While the example above is a little overkill, it’s helpful for when you need to work with pure Python.

## Conclusion

In this post, we explored the concept of the coefficient of variation (CV), a statistical measure that helps assess the variability of data relative to its mean. This parameter is especially useful for comparing the spread and risk associated with different datasets. We explained the CV formula, which involves dividing the standard deviation by the mean, and then delved into various methods to calculate it using Python.

We first demonstrated how to compute the CV using specialized libraries such as SciPy, NumPy, and Pandas. These libraries provide convenient functions for statistical calculations, streamlining the process. Additionally, we discussed the flexibility of a pure Python solution for those who prefer to work without external dependencies.
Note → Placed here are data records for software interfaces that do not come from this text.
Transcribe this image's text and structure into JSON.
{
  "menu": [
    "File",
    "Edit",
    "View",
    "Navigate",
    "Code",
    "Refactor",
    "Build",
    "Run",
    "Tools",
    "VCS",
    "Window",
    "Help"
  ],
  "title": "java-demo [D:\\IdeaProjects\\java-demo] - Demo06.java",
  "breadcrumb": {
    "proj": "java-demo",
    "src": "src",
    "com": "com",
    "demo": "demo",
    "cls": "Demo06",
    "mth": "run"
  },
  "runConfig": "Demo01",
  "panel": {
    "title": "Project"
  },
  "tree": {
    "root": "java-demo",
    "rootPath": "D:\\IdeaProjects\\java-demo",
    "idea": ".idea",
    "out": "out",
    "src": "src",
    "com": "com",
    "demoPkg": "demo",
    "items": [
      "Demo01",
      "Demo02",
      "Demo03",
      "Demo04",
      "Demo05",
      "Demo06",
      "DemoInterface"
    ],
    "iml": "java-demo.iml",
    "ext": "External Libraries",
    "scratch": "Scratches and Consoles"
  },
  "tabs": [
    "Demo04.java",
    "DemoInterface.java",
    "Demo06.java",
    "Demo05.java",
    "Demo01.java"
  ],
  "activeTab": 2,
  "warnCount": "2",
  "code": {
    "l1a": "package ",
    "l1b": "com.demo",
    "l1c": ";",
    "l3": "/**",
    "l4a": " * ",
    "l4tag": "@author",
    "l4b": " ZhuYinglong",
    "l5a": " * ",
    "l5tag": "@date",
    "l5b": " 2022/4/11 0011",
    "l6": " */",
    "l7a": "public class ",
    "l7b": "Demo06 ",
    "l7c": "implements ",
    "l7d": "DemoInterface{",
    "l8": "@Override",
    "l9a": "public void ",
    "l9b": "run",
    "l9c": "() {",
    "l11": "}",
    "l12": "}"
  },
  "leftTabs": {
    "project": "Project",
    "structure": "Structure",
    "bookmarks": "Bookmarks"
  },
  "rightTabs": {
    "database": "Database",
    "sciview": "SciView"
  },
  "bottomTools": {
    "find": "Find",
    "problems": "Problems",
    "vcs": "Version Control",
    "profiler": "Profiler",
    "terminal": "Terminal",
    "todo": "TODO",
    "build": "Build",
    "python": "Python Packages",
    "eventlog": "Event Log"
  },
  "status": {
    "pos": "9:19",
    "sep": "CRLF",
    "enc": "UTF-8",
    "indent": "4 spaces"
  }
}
By following the guidelines and examples provided, you can confidently calculate the coefficient of variation, tailoring your approach to suit your specific data and library preferences. Whether you opt for the efficiency of libraries or the simplicity of pure Python, the CV offers a powerful tool for understanding the variability and risk within your datasets.